Powered by NewsLook.com
$1.4B E.U. Brain Project Has Scientists Slug It Out In Media

$1.4B E.U. Brain Project Has Scientists Slug It Out In Media

Newsy (July 9, 2014) An open letter signed by hundreds of European neuroscientists has kicked off an ugly debate over how more than a billion dollars should be spent. Video provided by Newsy
Powered by NewsLook.com
Recreational Pot Sales Start in US State of Washington

Recreational Pot Sales Start in US State of Washington

AFP (July 9, 2014) Recreational pot sales gets going in Washington, making it the second US state after Colorado to allow people to buy marijuana in specialized stores. Duration: 00:35 Video provided by AFP
Powered by NewsLook.com


Search ScienceDaily

Number of stories in archives: 140,361

Find with keyword(s):
Enter a keyword or phrase to search ScienceDaily for related topics and research stories.

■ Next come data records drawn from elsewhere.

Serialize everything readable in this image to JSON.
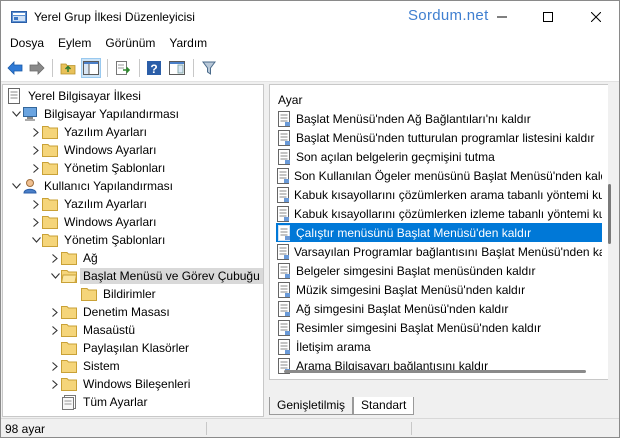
{
  "window": {
    "title": "Yerel Grup İlkesi Düzenleyicisi",
    "watermark": "Sordum.net",
    "accent": "#0078d7"
  },
  "menu": [
    "Dosya",
    "Eylem",
    "Görünüm",
    "Yardım"
  ],
  "toolbar": {
    "buttons": [
      "back-icon",
      "forward-icon",
      "up-folder-icon",
      "show-hide-tree-icon",
      "export-list-icon",
      "help-icon",
      "properties-view-icon",
      "filter-icon"
    ]
  },
  "tree": {
    "root": "Yerel Bilgisayar İlkesi",
    "items": [
      {
        "label": "Bilgisayar Yapılandırması",
        "expanded": true
      },
      {
        "label": "Yazılım Ayarları"
      },
      {
        "label": "Windows Ayarları"
      },
      {
        "label": "Yönetim Şablonları"
      },
      {
        "label": "Kullanıcı Yapılandırması",
        "expanded": true
      },
      {
        "label": "Yazılım Ayarları"
      },
      {
        "label": "Windows Ayarları"
      },
      {
        "label": "Yönetim Şablonları",
        "expanded": true
      },
      {
        "label": "Ağ"
      },
      {
        "label": "Başlat Menüsü ve Görev Çubuğu",
        "selected": true,
        "expanded": true
      },
      {
        "label": "Bildirimler"
      },
      {
        "label": "Denetim Masası"
      },
      {
        "label": "Masaüstü"
      },
      {
        "label": "Paylaşılan Klasörler"
      },
      {
        "label": "Sistem"
      },
      {
        "label": "Windows Bileşenleri"
      },
      {
        "label": "Tüm Ayarlar"
      }
    ]
  },
  "list": {
    "header": "Ayar",
    "selected_index": 6,
    "items": [
      "Başlat Menüsü'nden Ağ Bağlantıları'nı kaldır",
      "Başlat Menüsü'nden tutturulan programlar listesini kaldır",
      "Son açılan belgelerin geçmişini tutma",
      "Son Kullanılan Ögeler menüsünü Başlat Menüsü'nden kaldır",
      "Kabuk kısayollarını çözümlerken arama tabanlı yöntemi kullanma",
      "Kabuk kısayollarını çözümlerken izleme tabanlı yöntemi kullanma",
      "Çalıştır menüsünü Başlat Menüsü'den kaldır",
      "Varsayılan Programlar bağlantısını Başlat Menüsü'nden kaldır",
      "Belgeler simgesini Başlat menüsünden kaldır",
      "Müzik simgesini Başlat Menüsü'nden kaldır",
      "Ağ simgesini Başlat Menüsü'nden kaldır",
      "Resimler simgesini Başlat Menüsü'nden kaldır",
      "İletişim arama",
      "Arama Bilgisayarı bağlantısını kaldır"
    ]
  },
  "tabs": [
    "Genişletilmiş",
    "Standart"
  ],
  "status": {
    "count_text": "98 ayar"
  }
}
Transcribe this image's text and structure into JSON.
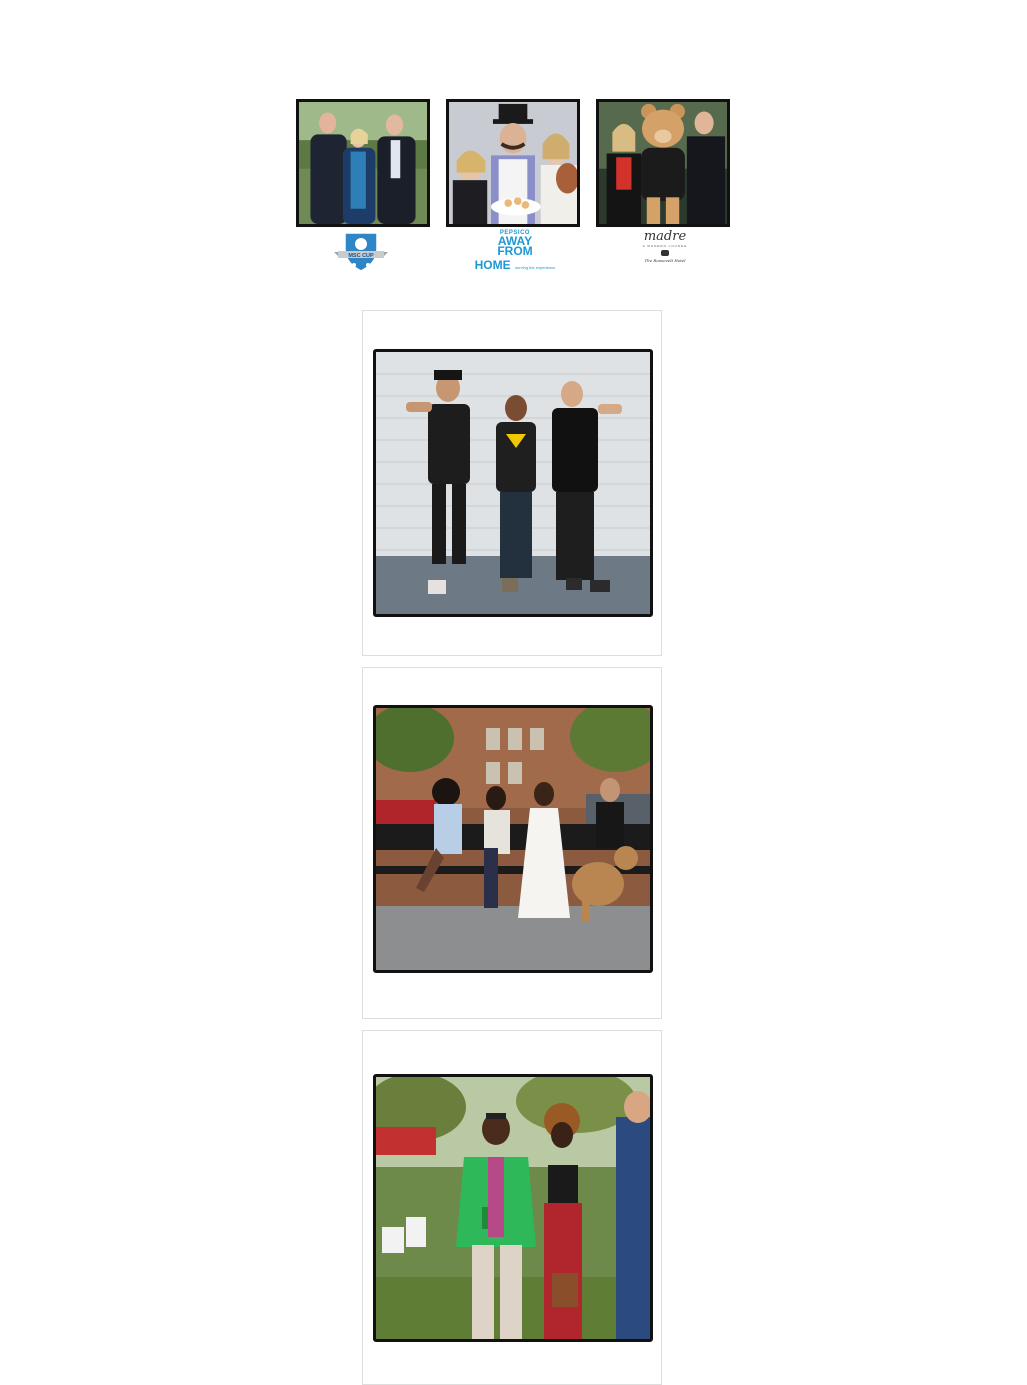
{
  "booth_samples": [
    {
      "logo": "msc-cup-logo",
      "logo_text": "MSC CUP"
    },
    {
      "logo": "pepsico-away-from-home-logo",
      "brand": "PEPSICO",
      "line1": "AWAY",
      "line2": "FROM",
      "line3": "HOME",
      "tagline": "serving the experience"
    },
    {
      "logo": "madre-roosevelt-hotel-logo",
      "name": "madre",
      "sub": "A MODERN LOUNGE",
      "hotel": "The Roosevelt Hotel"
    }
  ],
  "cards": [
    {
      "image": "three-men-street-pose-photo"
    },
    {
      "image": "women-on-park-bench-with-dog-photo"
    },
    {
      "image": "couple-at-outdoor-festival-photo"
    }
  ]
}
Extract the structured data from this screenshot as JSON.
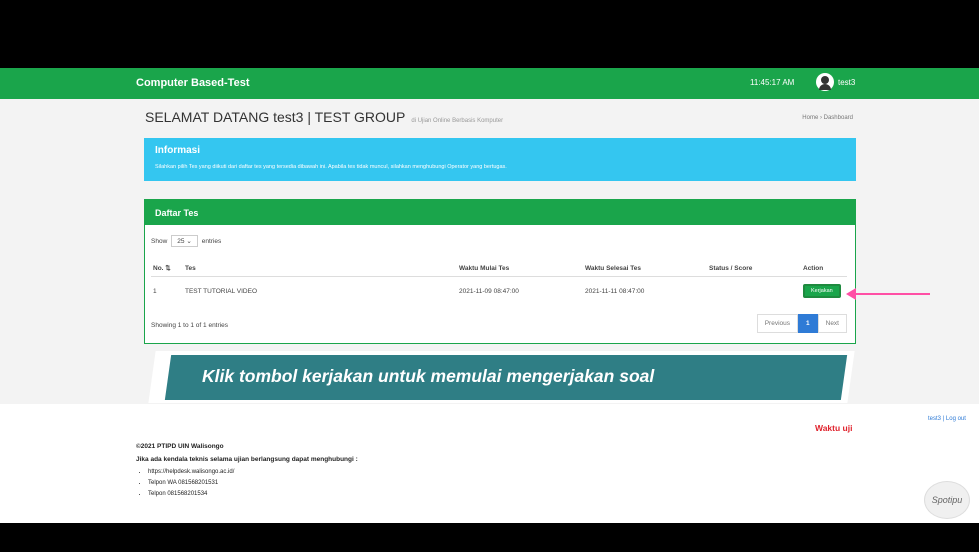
{
  "header": {
    "brand": "Computer Based-Test",
    "clock": "11:45:17 AM",
    "user": "test3"
  },
  "welcome": {
    "title": "SELAMAT DATANG test3 | TEST GROUP",
    "subtitle": "di Ujian Online Berbasis Komputer"
  },
  "breadcrumb": "Home › Dashboard",
  "info": {
    "title": "Informasi",
    "text": "Silahkan pilih Tes yang diikuti dari daftar tes yang tersedia dibawah ini. Apabila tes tidak muncul, silahkan menghubungi Operator yang bertugas."
  },
  "list": {
    "title": "Daftar Tes",
    "show_label": "Show",
    "entries_value": "25",
    "entries_label": "entries",
    "columns": [
      "No. ⇅",
      "Tes",
      "Waktu Mulai Tes",
      "Waktu Selesai Tes",
      "Status / Score",
      "Action"
    ],
    "rows": [
      {
        "no": "1",
        "tes": "TEST TUTORIAL VIDEO",
        "mulai": "2021-11-09 08:47:00",
        "selesai": "2021-11-11 08:47:00",
        "status": "",
        "action": "Kerjakan"
      }
    ],
    "showing": "Showing 1 to 1 of 1 entries",
    "pager": {
      "prev": "Previous",
      "current": "1",
      "next": "Next"
    }
  },
  "overlay_caption": "Klik tombol kerjakan untuk memulai mengerjakan soal",
  "timer_label": "Waktu uji",
  "user_links": "test3 | Log out",
  "footer": {
    "copyright": "©2021 PTIPD UIN Walisongo",
    "contact": "Jika ada kendala teknis selama ujian berlangsung dapat menghubungi :",
    "links": [
      "https://helpdesk.walisongo.ac.id/",
      "Telpon WA 081568201531",
      "Telpon 081568201534"
    ]
  },
  "watermark": "Spotipu"
}
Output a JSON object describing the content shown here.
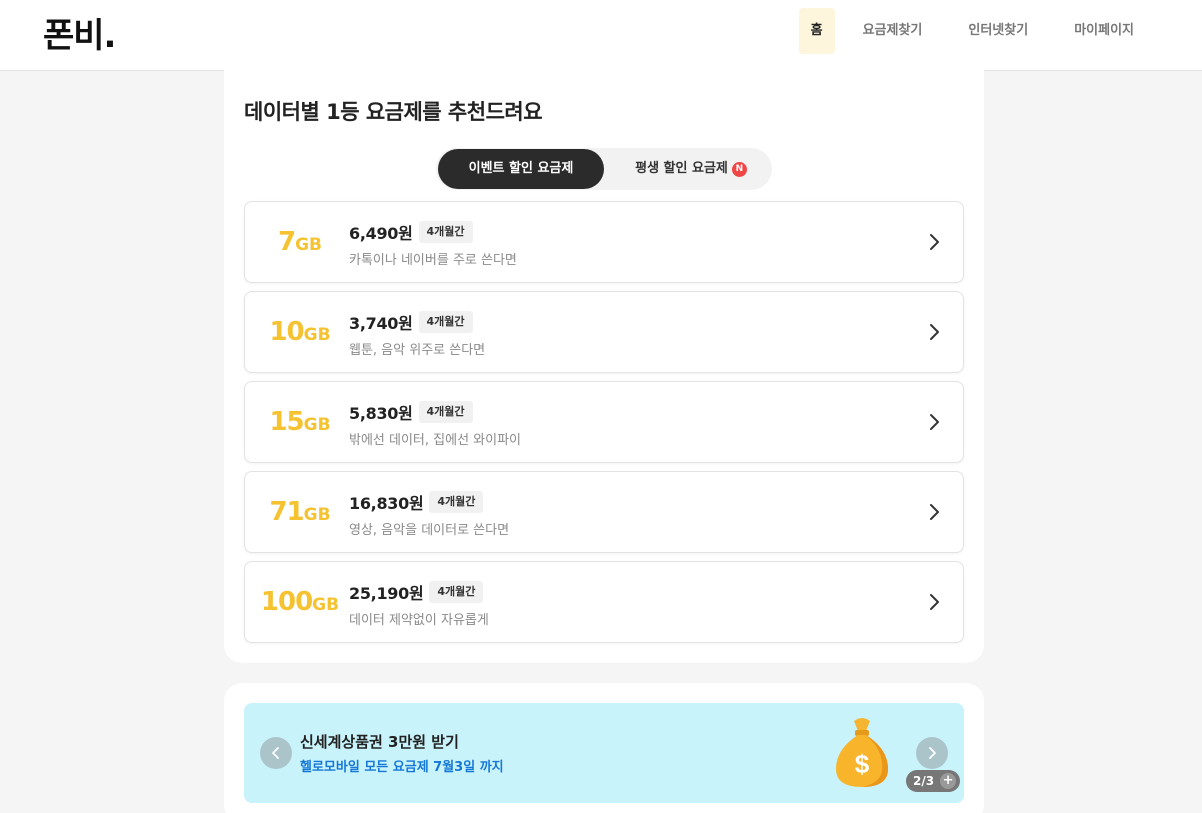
{
  "header": {
    "logo": "폰비.",
    "nav": [
      "홈",
      "요금제찾기",
      "인터넷찾기",
      "마이페이지"
    ]
  },
  "main": {
    "title": "데이터별 1등 요금제를 추천드려요",
    "tabs": [
      {
        "label": "이벤트 할인 요금제",
        "active": true
      },
      {
        "label": "평생 할인 요금제",
        "badge": "N",
        "active": false
      }
    ],
    "plans": [
      {
        "gb": "7",
        "unit": "GB",
        "price": "6,490원",
        "badge": "4개월간",
        "desc": "카톡이나 네이버를 주로 쓴다면"
      },
      {
        "gb": "10",
        "unit": "GB",
        "price": "3,740원",
        "badge": "4개월간",
        "desc": "웹툰, 음악 위주로 쓴다면"
      },
      {
        "gb": "15",
        "unit": "GB",
        "price": "5,830원",
        "badge": "4개월간",
        "desc": "밖에선 데이터, 집에선 와이파이"
      },
      {
        "gb": "71",
        "unit": "GB",
        "price": "16,830원",
        "badge": "4개월간",
        "desc": "영상, 음악을 데이터로 쓴다면"
      },
      {
        "gb": "100",
        "unit": "GB",
        "price": "25,190원",
        "badge": "4개월간",
        "desc": "데이터 제약없이 자유롭게"
      }
    ]
  },
  "promo": {
    "title": "신세계상품권 3만원 받기",
    "subtitle": "헬로모바일 모든 요금제 7월3일 까지",
    "pager": "2/3",
    "pager_plus": "+",
    "icon": "money-bag-icon"
  },
  "colors": {
    "accent_yellow": "#f5c232",
    "promo_bg": "#c8f3fb",
    "promo_link": "#1678d6",
    "tab_active": "#2b2b2b",
    "new_badge": "#ef4747"
  }
}
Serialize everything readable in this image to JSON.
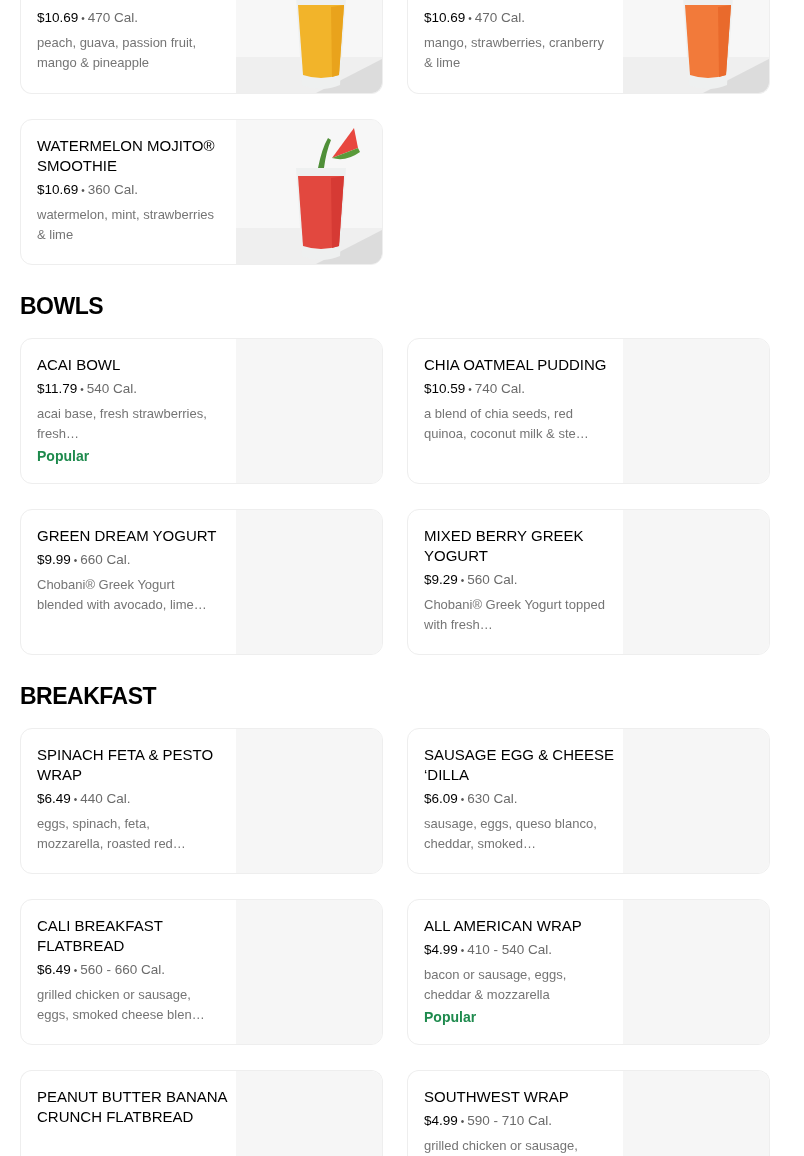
{
  "sections": [
    {
      "items": [
        {
          "price": "$10.69",
          "sep": "•",
          "calories": "470 Cal.",
          "description": "peach, guava, passion fruit, mango & pineapple"
        },
        {
          "price": "$10.69",
          "sep": "•",
          "calories": "470 Cal.",
          "description": "mango, strawberries, cranberry & lime"
        },
        {
          "name": "WATERMELON MOJITO® SMOOTHIE",
          "price": "$10.69",
          "sep": "•",
          "calories": "360 Cal.",
          "description": "watermelon, mint, strawberries & lime"
        }
      ]
    },
    {
      "title": "BOWLS",
      "items": [
        {
          "name": "ACAI BOWL",
          "price": "$11.79",
          "sep": "•",
          "calories": "540 Cal.",
          "description": "acai base, fresh strawberries, fresh…",
          "badge": "Popular",
          "image": {
            "kind": "placeholder"
          }
        },
        {
          "name": "CHIA OATMEAL PUDDING",
          "price": "$10.59",
          "sep": "•",
          "calories": "740 Cal.",
          "description": "a blend of chia seeds, red quinoa, coconut milk & ste…",
          "image": {
            "kind": "placeholder"
          }
        },
        {
          "name": "GREEN DREAM YOGURT",
          "price": "$9.99",
          "sep": "•",
          "calories": "660 Cal.",
          "description": "Chobani® Greek Yogurt blended with avocado, lime…",
          "image": {
            "kind": "placeholder"
          }
        },
        {
          "name": "MIXED BERRY GREEK YOGURT",
          "price": "$9.29",
          "sep": "•",
          "calories": "560 Cal.",
          "description": "Chobani® Greek Yogurt topped with fresh…",
          "image": {
            "kind": "placeholder"
          }
        }
      ]
    },
    {
      "title": "BREAKFAST",
      "items": [
        {
          "name": "SPINACH FETA & PESTO WRAP",
          "price": "$6.49",
          "sep": "•",
          "calories": "440 Cal.",
          "description": "eggs, spinach, feta, mozzarella, roasted red…",
          "image": {
            "kind": "placeholder"
          }
        },
        {
          "name": "SAUSAGE EGG & CHEESE ‘DILLA",
          "price": "$6.09",
          "sep": "•",
          "calories": "630 Cal.",
          "description": "sausage, eggs, queso blanco, cheddar, smoked…",
          "image": {
            "kind": "placeholder"
          }
        },
        {
          "name": "CALI BREAKFAST FLATBREAD",
          "price": "$6.49",
          "sep": "•",
          "calories": "560 - 660 Cal.",
          "description": "grilled chicken or sausage, eggs, smoked cheese blen…",
          "image": {
            "kind": "placeholder"
          }
        },
        {
          "name": "ALL AMERICAN WRAP",
          "price": "$4.99",
          "sep": "•",
          "calories": "410 - 540 Cal.",
          "description": "bacon or sausage, eggs, cheddar & mozzarella",
          "badge": "Popular",
          "image": {
            "kind": "placeholder"
          }
        },
        {
          "name": "PEANUT BUTTER BANANA CRUNCH FLATBREAD",
          "image": {
            "kind": "placeholder"
          }
        },
        {
          "name": "SOUTHWEST WRAP",
          "price": "$4.99",
          "sep": "•",
          "calories": "590 - 710 Cal.",
          "description": "grilled chicken or sausage,",
          "image": {
            "kind": "placeholder"
          }
        }
      ]
    }
  ]
}
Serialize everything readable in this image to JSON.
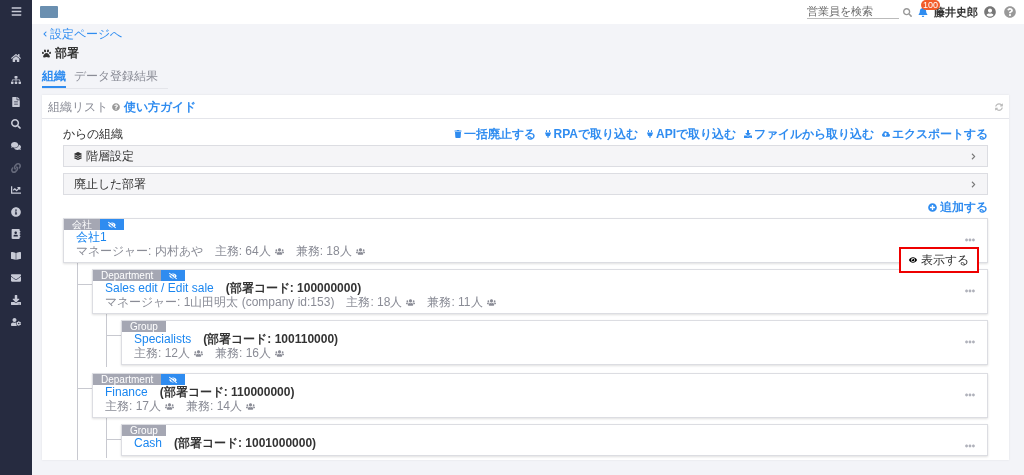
{
  "header": {
    "search": {
      "placeholder": "営業員を検索"
    },
    "notification_count": "100",
    "user_name": "藤井史郎"
  },
  "breadcrumb": "設定ページへ",
  "page_title": "部署",
  "tabs": [
    {
      "label": "組織",
      "selected": true
    },
    {
      "label": "データ登録結果",
      "selected": false
    }
  ],
  "card": {
    "title": "組織リスト",
    "guide_link": "使い方ガイド",
    "section_title": "からの組織",
    "actions": [
      {
        "kind": "delete",
        "label": "一括廃止する"
      },
      {
        "kind": "rpa",
        "label": "RPAで取り込む"
      },
      {
        "kind": "api",
        "label": "APIで取り込む"
      },
      {
        "kind": "import",
        "label": "ファイルから取り込む"
      },
      {
        "kind": "export",
        "label": "エクスポートする"
      }
    ],
    "panels": [
      {
        "label": "階層設定",
        "kind": "hierarchy",
        "expanded": false
      },
      {
        "label": "廃止した部署",
        "kind": "plain",
        "expanded": false
      }
    ],
    "add_button": "追加する",
    "tree": [
      {
        "type_label": "会社",
        "hidden": true,
        "name": "会社1",
        "meta": [
          "マネージャー: 内村あや"
        ],
        "stats": [
          "主務: 64人",
          "兼務: 18人"
        ],
        "popup_menu": {
          "label": "表示する",
          "highlighted": true
        },
        "children": [
          {
            "type_label": "Department",
            "hidden": true,
            "name": "Sales edit / Edit sale",
            "code": "(部署コード: 100000000)",
            "meta": [
              "マネージャー: 1山田明太 (company id:153)"
            ],
            "stats": [
              "主務: 18人",
              "兼務: 11人"
            ],
            "children": [
              {
                "type_label": "Group",
                "hidden": false,
                "name": "Specialists",
                "code": "(部署コード: 100110000)",
                "stats": [
                  "主務: 12人",
                  "兼務: 16人"
                ]
              }
            ]
          },
          {
            "type_label": "Department",
            "hidden": true,
            "name": "Finance",
            "code": "(部署コード: 110000000)",
            "stats": [
              "主務: 17人",
              "兼務: 14人"
            ],
            "children": [
              {
                "type_label": "Group",
                "hidden": false,
                "name": "Cash",
                "code": "(部署コード: 1001000000)"
              }
            ]
          }
        ]
      }
    ]
  }
}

Save/Print:
Share:

Breaking News:
from the past week

In Other News

... from NewsDaily.com

Science News

Health News

Environment News

Technology News



Save/Print:
Share:

Free Subscriptions


Get the latest science news with ScienceDaily's free email newsletters, updated daily and weekly. Or view hourly updated newsfeeds in your RSS reader:

Get Social & Mobile


Keep up to date with the latest news from ScienceDaily via social networks and mobile apps:

Have Feedback?


Tell us what you think of ScienceDaily -- we welcome both positive and negative comments. Have any problems using the site? Questions?
Mobile: iPhone Android Web
Follow: Facebook Twitter Google+
Subscribe: RSS Feeds Email Newsletters
Latest Headlines Health & Medicine Mind & Brain Space & Time Matter & Energy Computers & Math Plants & Animals Earth & Climate Fossils & Ruins